Arguably the most important part of a kaleidoscope is the "object center" -- that is, what it is that one "views" through the eye piece and the mirror configuration.
There are a variety of "object centers" -- oil cell, oil wand, tumble cell, tumble (image wheel), fixed image wheel, etc. I suppose, theoretically, most anything can be "viewed" depending on the design and construction of the kaleidoscope. The ones just mentioned are the most common.
Although all types have their adherents, my personal favorite is a tumble cell or tumble wheel (image wheel). To me, the beauty of them is that you never see the same image twice as the materials inside are constantly tumbling and re-arranging themselves. In addition, you get motion as well as changing images.
One can use a wide variety of materials in a tumble cell/wheel -- fragments of rocks and minerals, gemstones, beads, colored glass, colored plastic, glass ampules with liquid filling which then tumble in the cell, shells, bits of metal, etc. Then, just to make it more interesting, some artists "mix and match" materials to achieve the desired "view". One can even use sand. I designed and crafted a 'scope for a customer in Australia one time that used sand from her favorite beach along with some shell fragments she had collected. It was certainly a unique "view".
Picture of an image wheel kaleidoscope I crafted from reclaimed New Zealand Kauri wood and posted on my web store www.wrightmade.com. (See that site for information on the Kauri wood.)
One type of non-toy kaleidoscope that is not seen very often is one where the tube/body is made of paper or cardboard. (I am excluding the vast body of toy, party-favor, kaleidoscopes so popular for children's birthday parties, etc., which are usually paper/cardboard.)

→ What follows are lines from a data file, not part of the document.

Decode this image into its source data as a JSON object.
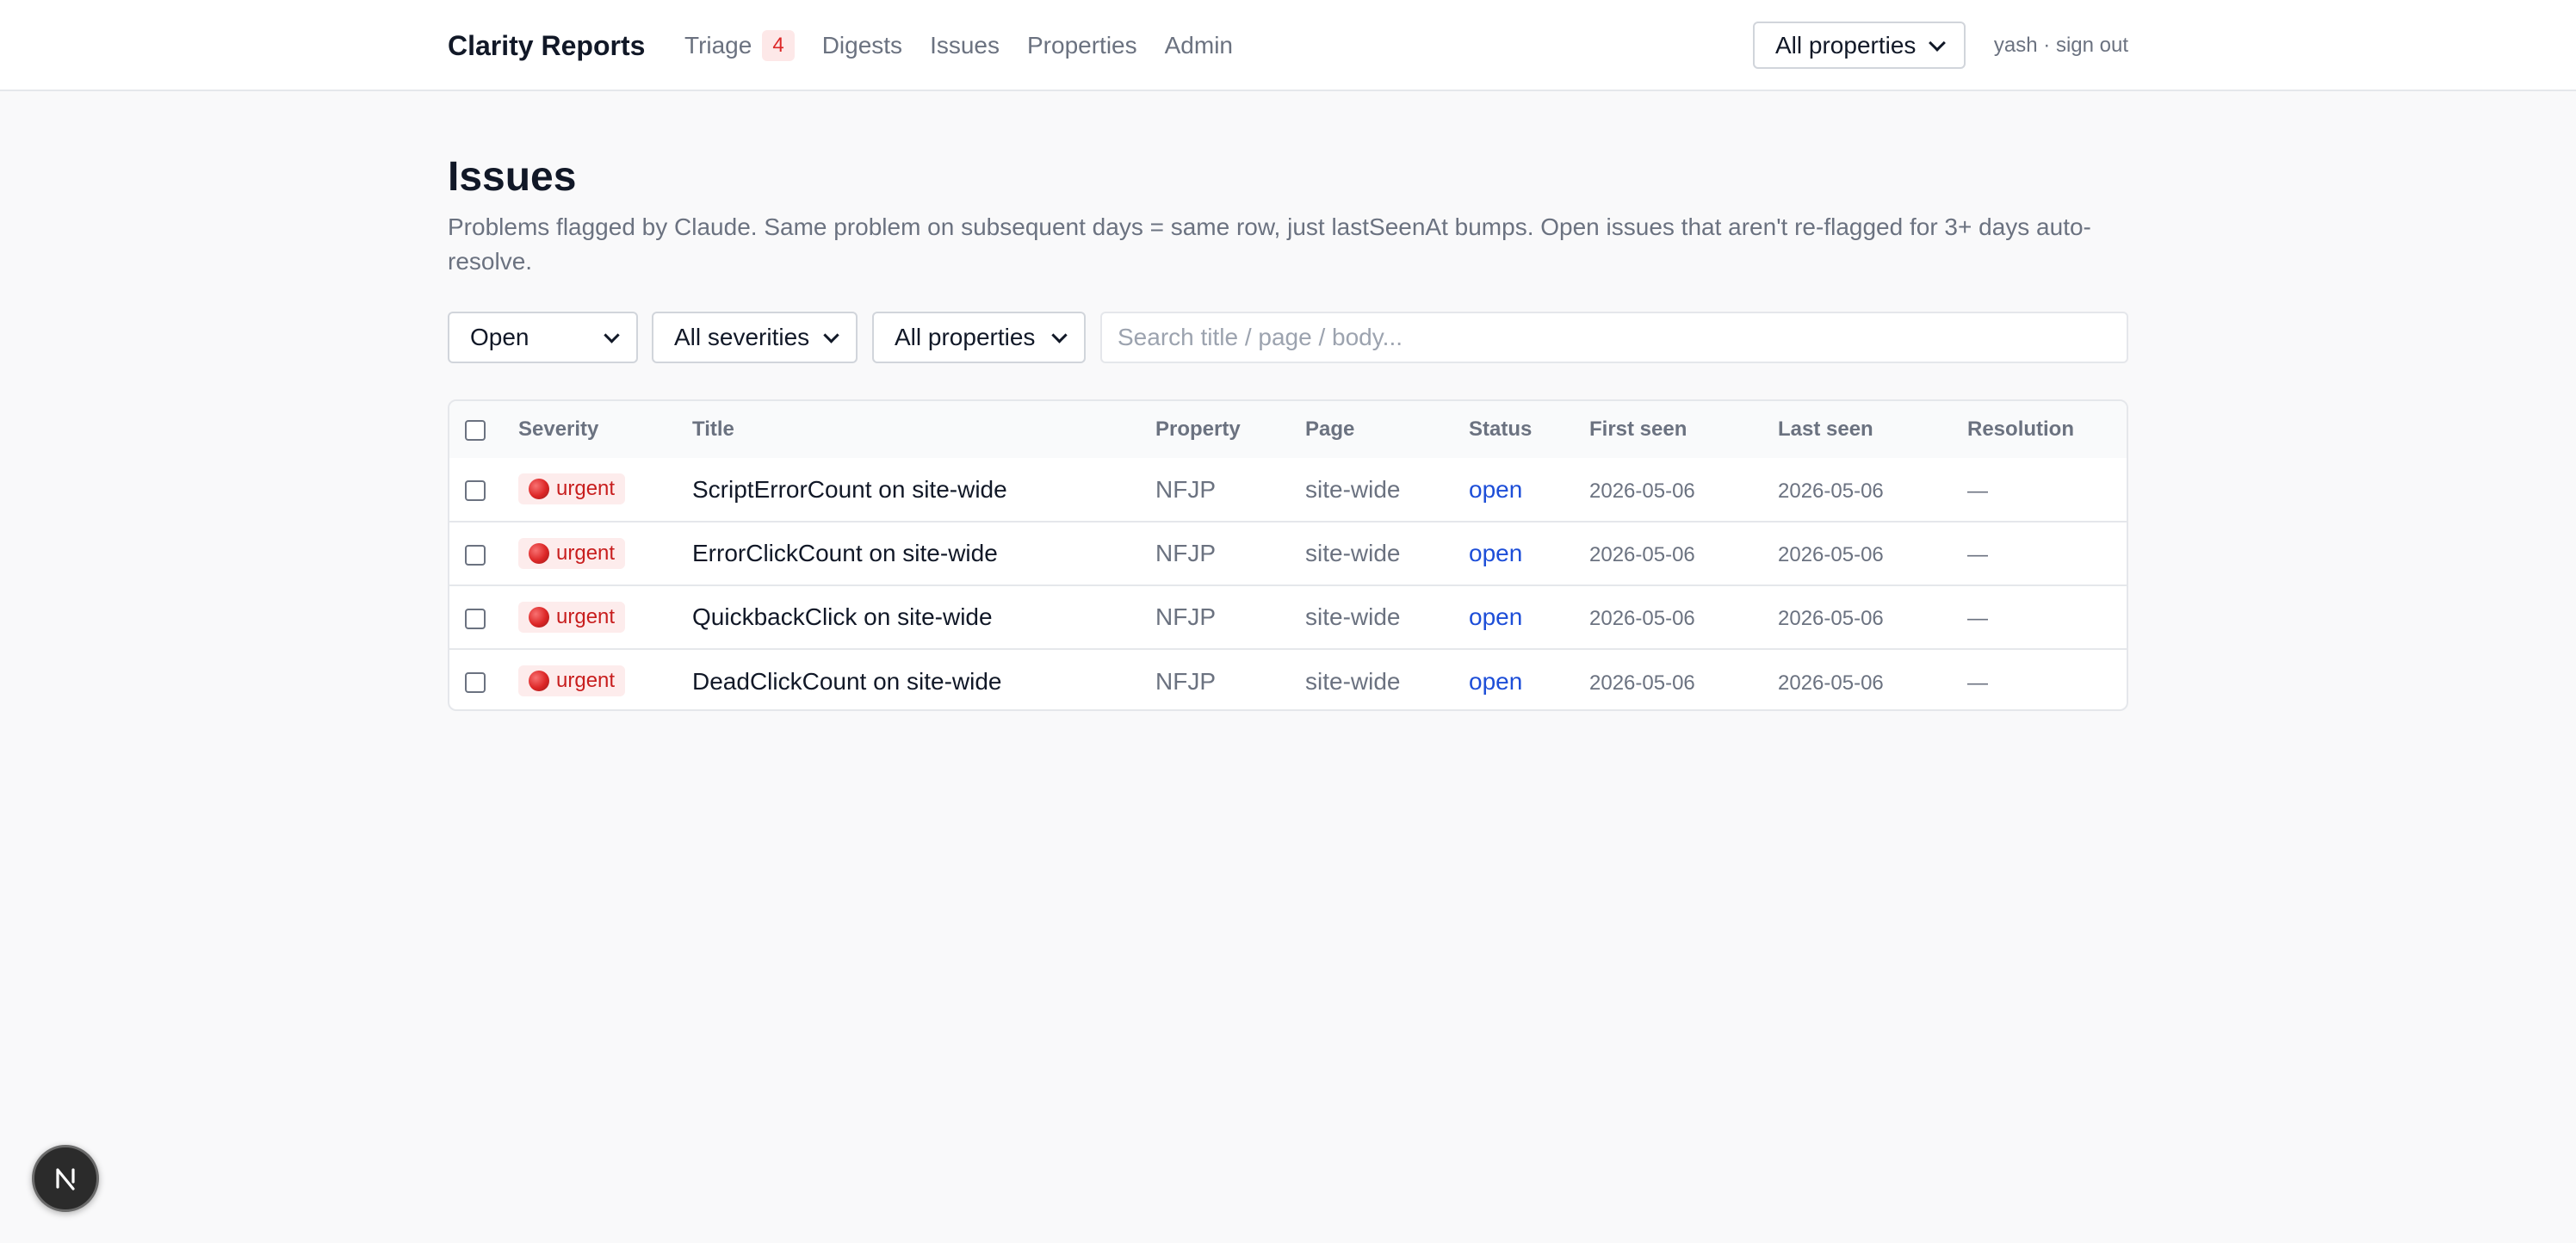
{
  "app": {
    "brand": "Clarity Reports"
  },
  "nav": {
    "items": [
      {
        "label": "Triage",
        "badge": "4"
      },
      {
        "label": "Digests"
      },
      {
        "label": "Issues"
      },
      {
        "label": "Properties"
      },
      {
        "label": "Admin"
      }
    ]
  },
  "header": {
    "property_select": "All properties",
    "user": "yash",
    "separator": "·",
    "sign_out": "sign out"
  },
  "page": {
    "title": "Issues",
    "description": "Problems flagged by Claude. Same problem on subsequent days = same row, just lastSeenAt bumps. Open issues that aren't re-flagged for 3+ days auto-resolve."
  },
  "filters": {
    "status": "Open",
    "severity": "All severities",
    "property": "All properties",
    "search_placeholder": "Search title / page / body..."
  },
  "table": {
    "columns": [
      "Severity",
      "Title",
      "Property",
      "Page",
      "Status",
      "First seen",
      "Last seen",
      "Resolution"
    ],
    "rows": [
      {
        "severity": "urgent",
        "title": "ScriptErrorCount on site-wide",
        "property": "NFJP",
        "page": "site-wide",
        "status": "open",
        "first_seen": "2026-05-06",
        "last_seen": "2026-05-06",
        "resolution": "—"
      },
      {
        "severity": "urgent",
        "title": "ErrorClickCount on site-wide",
        "property": "NFJP",
        "page": "site-wide",
        "status": "open",
        "first_seen": "2026-05-06",
        "last_seen": "2026-05-06",
        "resolution": "—"
      },
      {
        "severity": "urgent",
        "title": "QuickbackClick on site-wide",
        "property": "NFJP",
        "page": "site-wide",
        "status": "open",
        "first_seen": "2026-05-06",
        "last_seen": "2026-05-06",
        "resolution": "—"
      },
      {
        "severity": "urgent",
        "title": "DeadClickCount on site-wide",
        "property": "NFJP",
        "page": "site-wide",
        "status": "open",
        "first_seen": "2026-05-06",
        "last_seen": "2026-05-06",
        "resolution": "—"
      }
    ]
  },
  "dev_tools": {
    "icon": "nextjs-n-icon"
  },
  "colors": {
    "background": "#f9f9fa",
    "accent_link": "#1d4ed8",
    "urgent_text": "#c81e1e",
    "urgent_bg": "#fdecec",
    "badge_text": "#dc2626"
  }
}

On occasion, one will see a cardboard kaleidoscope that has been painted, or decorated in some fashion or other. I think some of them are really quite beautiful. I have no experience with how well they hold up from normal wear & tear, however.
Their tubes are designed to be used for polymer clay, painting, beading, whatever, and the component parts are of good quality. Below are some examples from their web site of finished 'scopes using several techniques for finishing the cardboard tube.

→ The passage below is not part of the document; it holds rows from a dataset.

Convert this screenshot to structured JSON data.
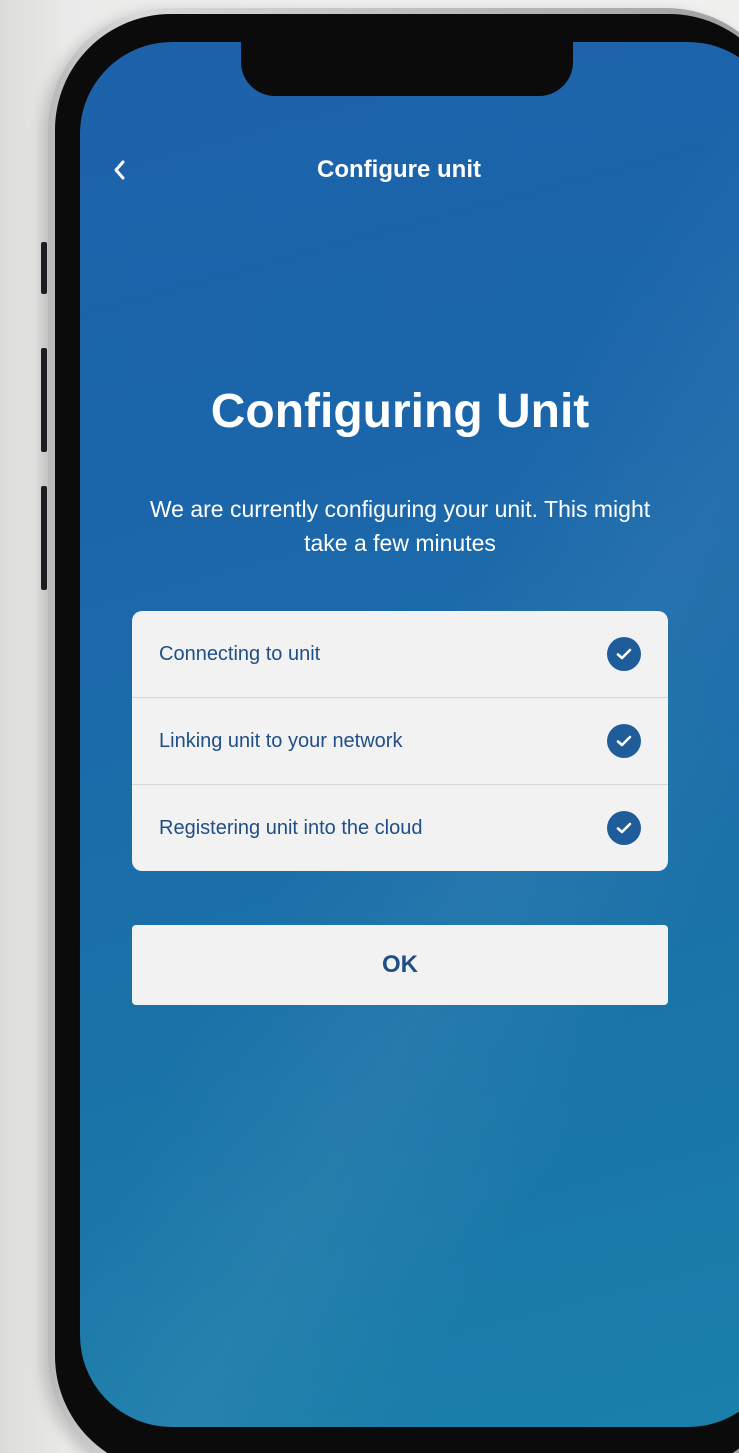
{
  "header": {
    "title": "Configure unit",
    "back_icon": "chevron-left-icon"
  },
  "main": {
    "heading": "Configuring Unit",
    "subtitle": "We are currently configuring your unit. This might take a few minutes",
    "steps": [
      {
        "label": "Connecting to unit",
        "status": "complete",
        "icon": "check-circle-icon"
      },
      {
        "label": "Linking unit to your network",
        "status": "complete",
        "icon": "check-circle-icon"
      },
      {
        "label": "Registering unit into the cloud",
        "status": "complete",
        "icon": "check-circle-icon"
      }
    ],
    "ok_label": "OK"
  },
  "colors": {
    "screen_gradient_top": "#1c62ab",
    "screen_gradient_bottom": "#1a80aa",
    "card_background": "#f2f2f3",
    "label_text": "#1e4f86",
    "check_fill": "#1e5d9a"
  }
}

(Example of a tube with micro beads)
(Another example, this one using an oil wand.)
(This simple teleidoscope -- a variant on a kaleidoscope -- uses plain wrapping paper to decorate the body.)

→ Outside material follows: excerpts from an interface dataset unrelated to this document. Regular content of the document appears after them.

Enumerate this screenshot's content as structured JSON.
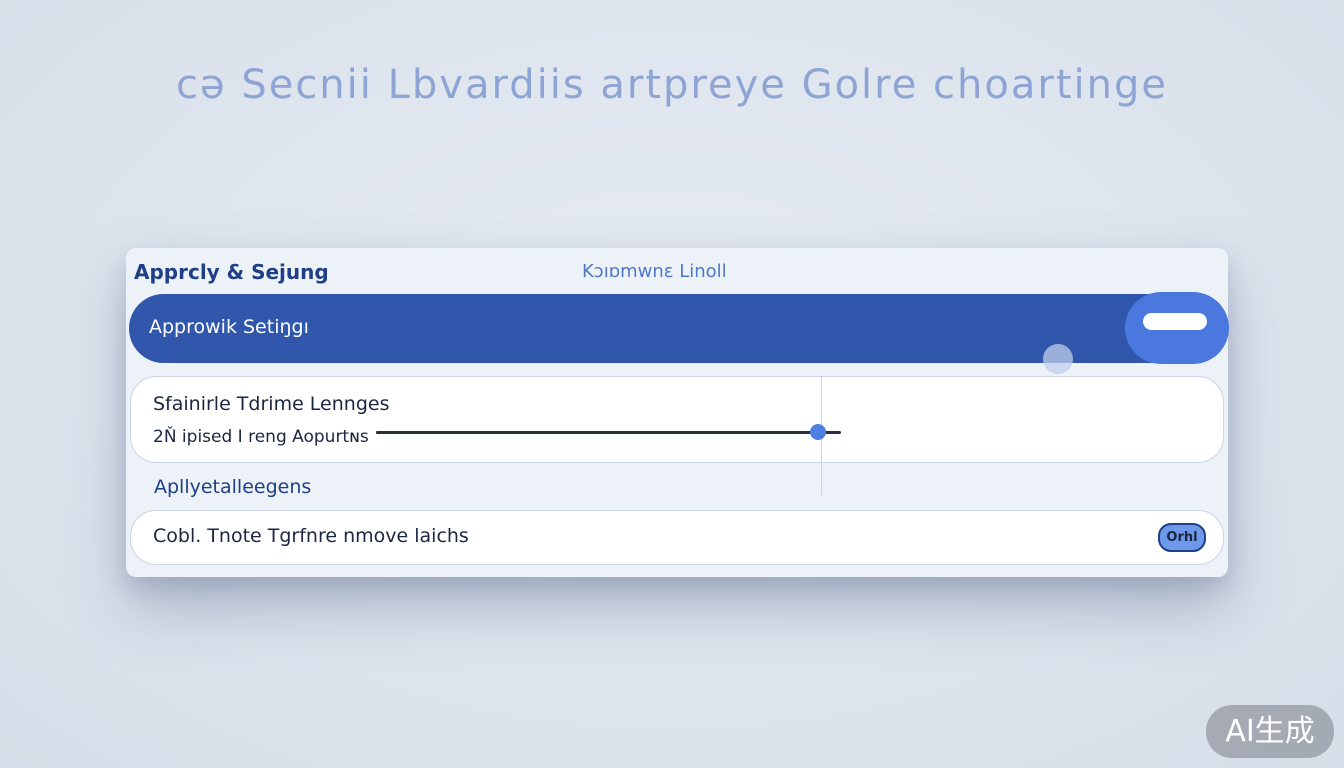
{
  "hero": {
    "title": "cə Secnii Lbvardiis artpreye Golre choartinge"
  },
  "panel": {
    "title": "Apprcly & Sejung",
    "subtitle": "Kɔıɒmwnɛ Linoll",
    "banner": {
      "label": "Approwik Setiŋgı",
      "toggle_on": true
    },
    "card1": {
      "row1_label": "Sfainirle Tdrime Lennges",
      "row2_label": "2Ň ipised I reng Aopurtɴs",
      "slider_value": 0.95
    },
    "section_heading": "Apllyetalleegens",
    "card2": {
      "row_label": "Cobl. Tnote Tgrfnre nmove laichs",
      "toggle_label": "Orhl"
    }
  },
  "watermark": "AI生成",
  "colors": {
    "accent": "#3157ad",
    "toggle": "#4a78de",
    "slider_thumb": "#4f7fe0",
    "background": "#e2e8f1"
  }
}
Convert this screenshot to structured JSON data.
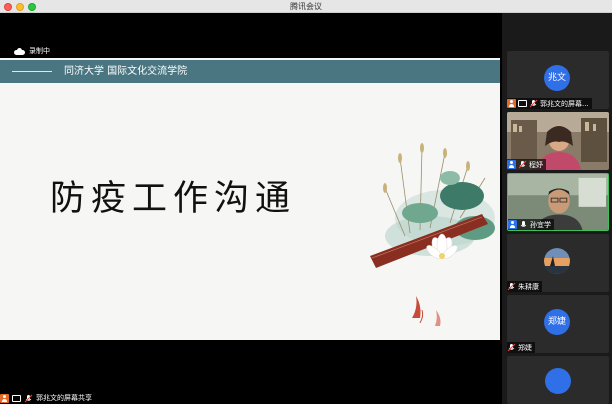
{
  "window": {
    "title": "腾讯会议"
  },
  "recording": {
    "label": "录制中"
  },
  "slide": {
    "header_text": "同济大学  国际文化交流学院",
    "title": "防疫工作沟通"
  },
  "share_bar": {
    "label": "郭兆文的屏幕共享"
  },
  "participants": [
    {
      "name": "郭兆文的屏幕...",
      "avatar_text": "兆文",
      "type": "avatar"
    },
    {
      "name": "程妤",
      "type": "video"
    },
    {
      "name": "孙宜学",
      "type": "video",
      "active": true
    },
    {
      "name": "朱耕康",
      "type": "image"
    },
    {
      "name": "郑婕",
      "avatar_text": "郑婕",
      "type": "avatar"
    }
  ],
  "colors": {
    "slide_header": "#4a7682",
    "avatar": "#2f6fe8",
    "active_border": "#3fc05a",
    "host_badge": "#e46a2a"
  }
}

As is true with kaleidoscopes in general, there are many variations available for both the artisan and the collector in 'scopes using paper/cardboard as the base of the tube.
Professional woodworker specializing in small-scale wood turning on a lathe. I work primarily with exotic woods from around the world and "Dymondwood" a laminated wood product that is dyed a variety of colors and provides a visually appealing end-product. Most of my turning is of kaleidoscopes, desk accessories, cutlery, back scratchers, key rings, etc. I market on the web and wholesale and consignment.